Divers with the unit were expected to assess the site as soon as weather permits.
Items believed to have been taken include sailor's attire belonging to the crew of the 49-metre German vessel UC-42, which sank in 1917. The German embassy has indicated its "legitimate interest" in the preservation of the wreck.
The Irish Times has more on the story HERE.
CFT who are the national governing body for sports diving in Ireland will hold it's AGM and National Dive Conference at this event.
Some of the speakers include the following:
Jack Ingle Kit configuration
Barry McGill Deep wreck diving off the Donegal Coast
Nigel Motyer Underwater photographer
Tim Carey & Eoin Mc Garry Dive expedition to Asgard II in 2010
Ken O'Sullivan Irish ocean wildlife series Showing January 23rd TG4
Shane McArdle Sports Partnership and what it could mean for CFT clubs
More details and timetable HERE
Embedded in the history of Ireland, the events which occurred in April 1916 place Roger Casement and his famous gun running ship in the annals of Irish history. She lies broken, in a depth 34 metres in Cork Harbour. Much of the cargo of 20,000 guns and 1,000,000 rounds ammunitions still remain writes Timmy Carey. The ship was scuttled by her captain Karl Spindler rather than hand the cargo to the British. This would be the only German naval surface ship to enter Irish waters during World War 1. The wreck was depth charged on a number of occasions to make sure that the weapons were scattered and made unrecoverable by rebel forces and to prevent submarines using the wreck as cover. The rifles and much of the ammunition originated in Russia. They were captured as a result of the rout of Russian forces at the battle of Tannenburg in 1914.
This coming Friday night Blackwater Sub Aqua Club in Fermoy will host a lecture on the Aud by author Xander Clayton. Xander is a researcher of Modern Irish history and is the leading authority on the Casement Ship. He has made a detailed study of the ship and her 22 man crew over the past quarter century, culminating with the publication of the book "AUD" in 2007. He now lives in Ireland and the second edition of his book is due for imminent publication. The lecture will start at 20:00 and is free of charge. The venue is Blackwater Sub Aqua Clubhouse, Rathealy Road, Fermoy. For further information contact Matthew Culotty 087-8217069.
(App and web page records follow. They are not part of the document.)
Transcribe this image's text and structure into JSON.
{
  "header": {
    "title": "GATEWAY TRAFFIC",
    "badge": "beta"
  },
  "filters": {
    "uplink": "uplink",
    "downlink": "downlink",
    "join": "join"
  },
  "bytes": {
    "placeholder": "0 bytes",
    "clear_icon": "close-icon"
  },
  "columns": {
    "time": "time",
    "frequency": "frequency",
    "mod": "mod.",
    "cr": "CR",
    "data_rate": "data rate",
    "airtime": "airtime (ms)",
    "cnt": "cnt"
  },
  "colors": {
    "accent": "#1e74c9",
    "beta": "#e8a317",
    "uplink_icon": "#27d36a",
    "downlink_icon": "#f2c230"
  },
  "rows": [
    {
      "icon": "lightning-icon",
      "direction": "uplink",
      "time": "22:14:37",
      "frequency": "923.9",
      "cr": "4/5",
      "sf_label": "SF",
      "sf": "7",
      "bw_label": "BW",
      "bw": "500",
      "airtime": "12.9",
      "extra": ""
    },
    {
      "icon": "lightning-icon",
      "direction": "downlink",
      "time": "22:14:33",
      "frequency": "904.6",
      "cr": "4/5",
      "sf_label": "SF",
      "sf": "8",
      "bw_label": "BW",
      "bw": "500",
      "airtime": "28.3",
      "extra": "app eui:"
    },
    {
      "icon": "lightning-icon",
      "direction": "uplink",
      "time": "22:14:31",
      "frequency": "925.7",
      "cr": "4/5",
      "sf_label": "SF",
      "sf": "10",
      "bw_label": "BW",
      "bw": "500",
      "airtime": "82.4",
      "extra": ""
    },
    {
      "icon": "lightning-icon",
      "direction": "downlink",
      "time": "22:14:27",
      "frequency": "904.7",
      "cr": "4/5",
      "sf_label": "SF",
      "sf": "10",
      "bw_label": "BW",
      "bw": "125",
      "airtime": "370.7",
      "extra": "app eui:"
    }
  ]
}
Xander Clayton author of the book "Aud"
An image of the Aud ship before she was scuttled at the entrance to Cork harbour where she lies today
Karl Spindler the German captain of the Aud